The “A to Z of Corsa” campaign aims to illustrate British life showing scenes from boxers, crickets and dogs to roundabouts and tea across locations including Liverpool, Manchester and London. The car marque’s newly appointed director of brand marketing, Chris Hawken, says it aims to push a sense of Britishness, fun and energy and signals a bolder brand direction for the car marque.
The campaign, created by Vauxhall’s new agency 101, will be rolled out across TV, outdoor, print, CRM, social and PR and aims to raise interest, awareness and consideration of the Vauxhall Corsa. It is the start of work that will ramp up in the second quarter aimed at repositioning the Vauxhall brand.
Hawken says: “The ‘A to Z of Corsa’ heralds a distinct new look for Vauxhall and offers us the chance to create something that celebrates the energy and fun of Corsa in a nostalgic and distinctly British way. It supports our positioning of, ‘premium design and engineering affordable to all’ and acknowledges the freedom driving brings to all walks of life across the UK.”
The importance of Corsa
Neil King, automotive analyst at Euromonitor, says it makes sense for Vauxhall to kick off its brand refresh with the Corsa because it is one of the car marque’s most important models. Since the model’s launch in 1993 it has sold more than 1.8m Corsas.
According to data from JATO Dynamics, the Corsa accounted for 30.4% of Vauxhall’s sales in 2014 and has been its best seller for the past four years. However its share of the overall “B” segment fell to 11% last year, from a high of 17.7% in 2008.
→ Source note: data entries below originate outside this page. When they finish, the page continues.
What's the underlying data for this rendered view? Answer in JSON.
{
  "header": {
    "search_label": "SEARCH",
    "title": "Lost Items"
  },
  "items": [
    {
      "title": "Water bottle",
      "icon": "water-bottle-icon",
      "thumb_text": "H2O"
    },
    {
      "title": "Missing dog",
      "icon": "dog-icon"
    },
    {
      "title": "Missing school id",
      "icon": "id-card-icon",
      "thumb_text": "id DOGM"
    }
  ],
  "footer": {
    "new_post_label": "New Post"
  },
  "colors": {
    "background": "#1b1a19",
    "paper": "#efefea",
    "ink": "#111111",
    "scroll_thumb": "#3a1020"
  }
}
“The Corsa is critical to the Vauxhall brand. The segment as a whole is rising in the UK but Vauxhall’s share over the past couple of years has dropped off. While there would be no point in investing in a diminishing segment sales are growing and Vauxhall can’t afford to stand still,” he says.
The Corsa model epitomises everything Vauxhall wants to be – more modern, funkier and with an appeal that stretches to a younger demographic, he adds.
The Vauxhall brand
Vauxhall has previously admitted that its brand needs investment, with managing director Tim Tozer telling The Telegraph that it hasn’t been “nurtured or developed”.
According to YouGov BrandIndex it sits at 15 in a list of 34 car marques in terms of its overall index performance (a measure of a range of metrics including quality, value and impress). In particular buzz (a measure of the positive and negative things said about a brand) is down by a statistically significant amount this year.
King says Vauxhall has not made much noise about the brand recently and that it needs a revamp to improve its standing among consumers. It has lost out as rivals, such as Volkswagen, Fiat and Ford have all communicated more effectively their points of difference and brand values.
“The others in the ‘squeezed middle’ have a lot of distinctive features. What differentiates Vauxhall? What does it stand for? The brand message still seems a bit conflicting,” he says.
Vauxhall is one of a number of brands looking to boost sales as the market returns to growth. Volvo recently announced plans to overhaul its marketing to focus more on digital and less on car shows as it repositions its brand to offer consumers a “cool, fun and premium” and more personalised experience.